Go through the data below and copy each line that includes "cost".

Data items
---------------
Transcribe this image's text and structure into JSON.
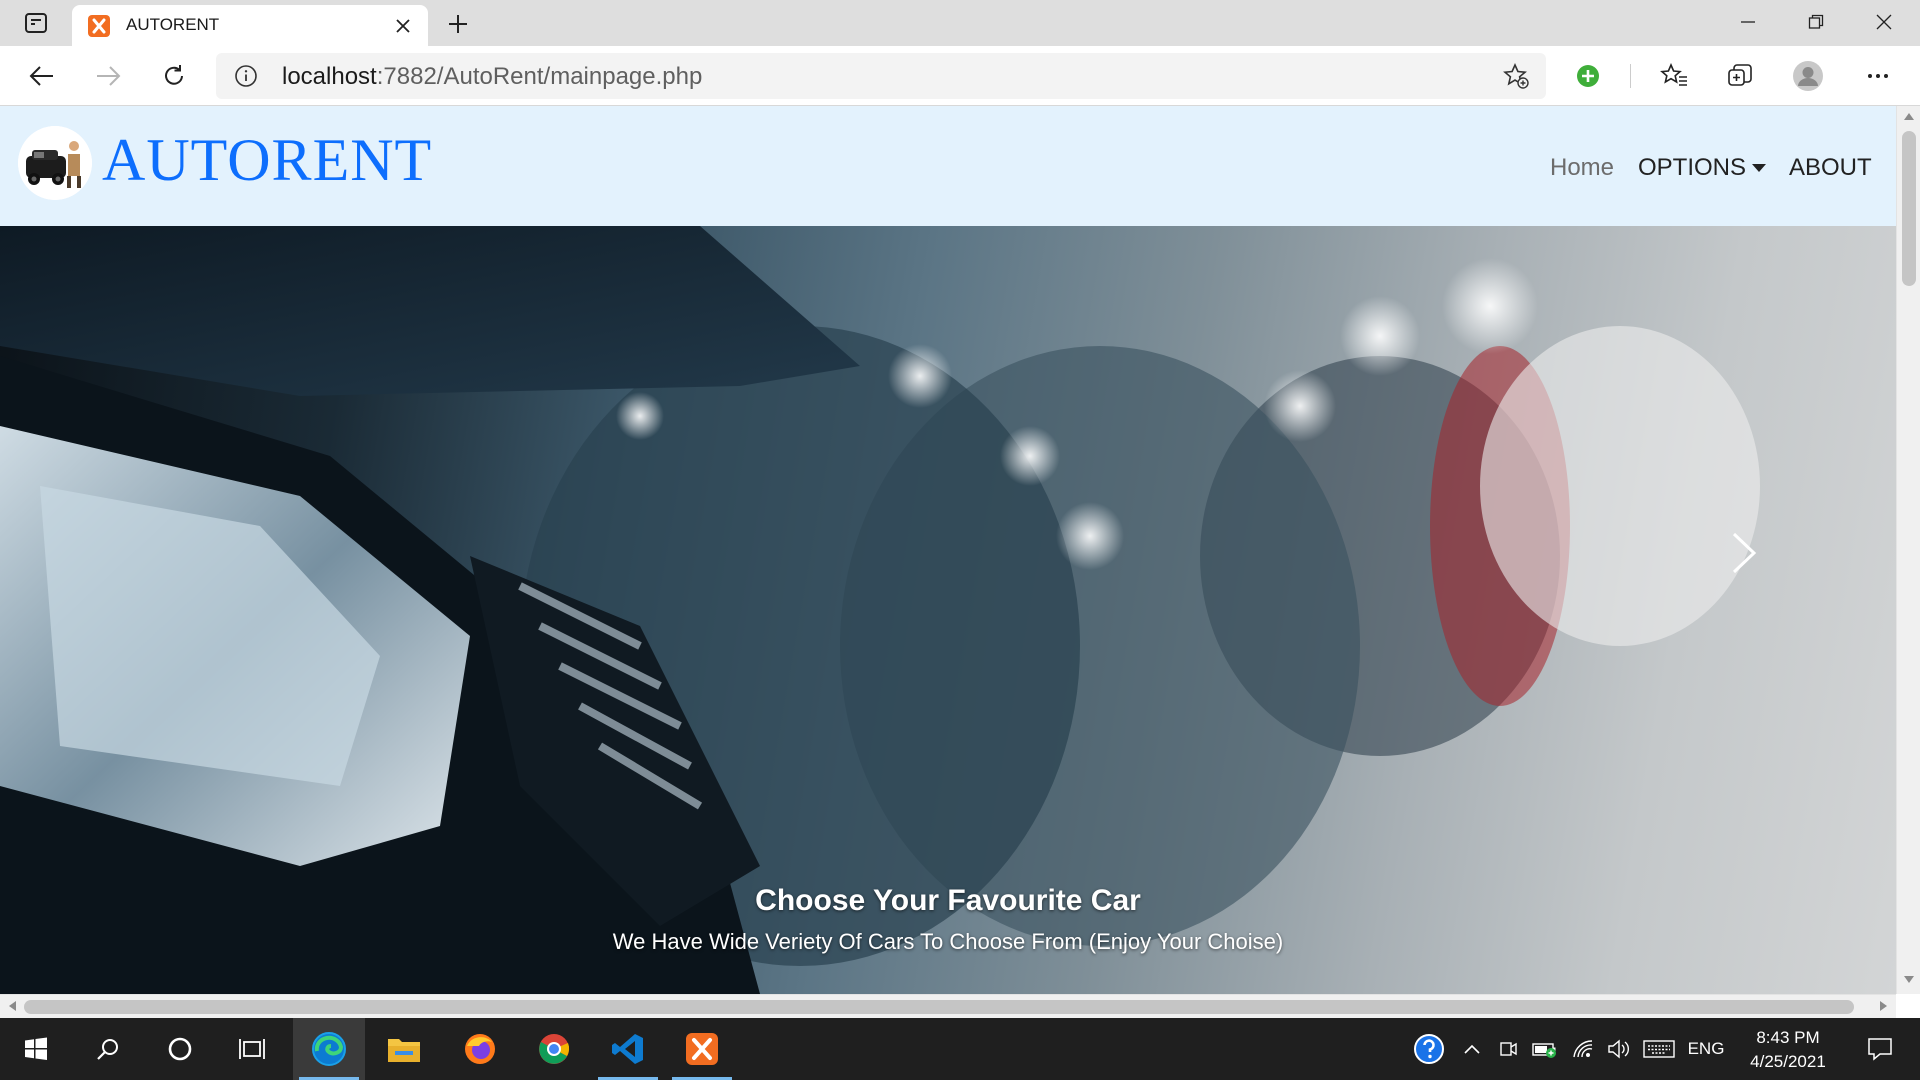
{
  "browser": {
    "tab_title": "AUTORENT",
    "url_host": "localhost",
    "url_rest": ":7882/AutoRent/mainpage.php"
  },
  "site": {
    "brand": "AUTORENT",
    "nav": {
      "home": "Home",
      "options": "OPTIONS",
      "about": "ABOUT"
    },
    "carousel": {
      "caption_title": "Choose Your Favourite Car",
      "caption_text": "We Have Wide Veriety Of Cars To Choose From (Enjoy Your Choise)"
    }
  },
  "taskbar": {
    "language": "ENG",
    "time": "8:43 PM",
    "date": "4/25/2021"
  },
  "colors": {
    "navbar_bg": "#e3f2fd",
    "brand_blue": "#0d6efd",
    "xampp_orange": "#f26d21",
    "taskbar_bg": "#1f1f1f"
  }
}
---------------
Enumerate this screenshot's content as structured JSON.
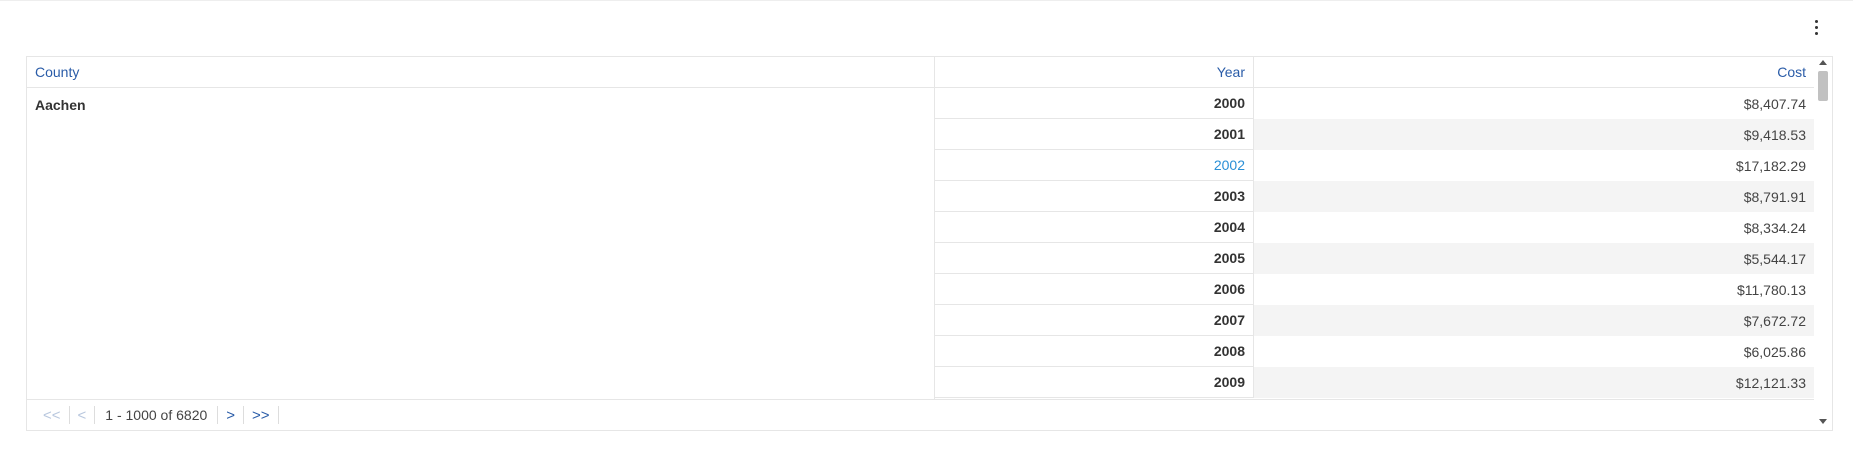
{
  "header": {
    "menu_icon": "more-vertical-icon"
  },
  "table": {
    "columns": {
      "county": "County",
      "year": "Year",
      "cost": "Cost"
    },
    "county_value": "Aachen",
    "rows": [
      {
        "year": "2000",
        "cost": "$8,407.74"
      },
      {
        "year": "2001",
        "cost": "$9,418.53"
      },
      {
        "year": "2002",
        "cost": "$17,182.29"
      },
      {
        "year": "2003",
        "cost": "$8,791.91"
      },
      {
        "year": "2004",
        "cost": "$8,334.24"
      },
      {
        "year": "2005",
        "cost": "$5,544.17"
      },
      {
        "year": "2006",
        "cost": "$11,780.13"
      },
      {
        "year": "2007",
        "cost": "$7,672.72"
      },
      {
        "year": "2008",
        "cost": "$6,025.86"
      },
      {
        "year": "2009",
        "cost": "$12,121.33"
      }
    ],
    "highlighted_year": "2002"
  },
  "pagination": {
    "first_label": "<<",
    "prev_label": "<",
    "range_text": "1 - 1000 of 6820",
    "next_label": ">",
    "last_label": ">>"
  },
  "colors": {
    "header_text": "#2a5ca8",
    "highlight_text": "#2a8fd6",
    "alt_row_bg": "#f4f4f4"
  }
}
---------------
**Task response:**
      "cost": "Cost"
        "cost": "$8,407.74"
        "cost": "$9,418.53"
        "cost": "$17,182.29"
        "cost": "$8,791.91"
        "cost": "$8,334.24"
        "cost": "$5,544.17"
        "cost": "$11,780.13"
        "cost": "$7,672.72"
        "cost": "$6,025.86"
        "cost": "$12,121.33"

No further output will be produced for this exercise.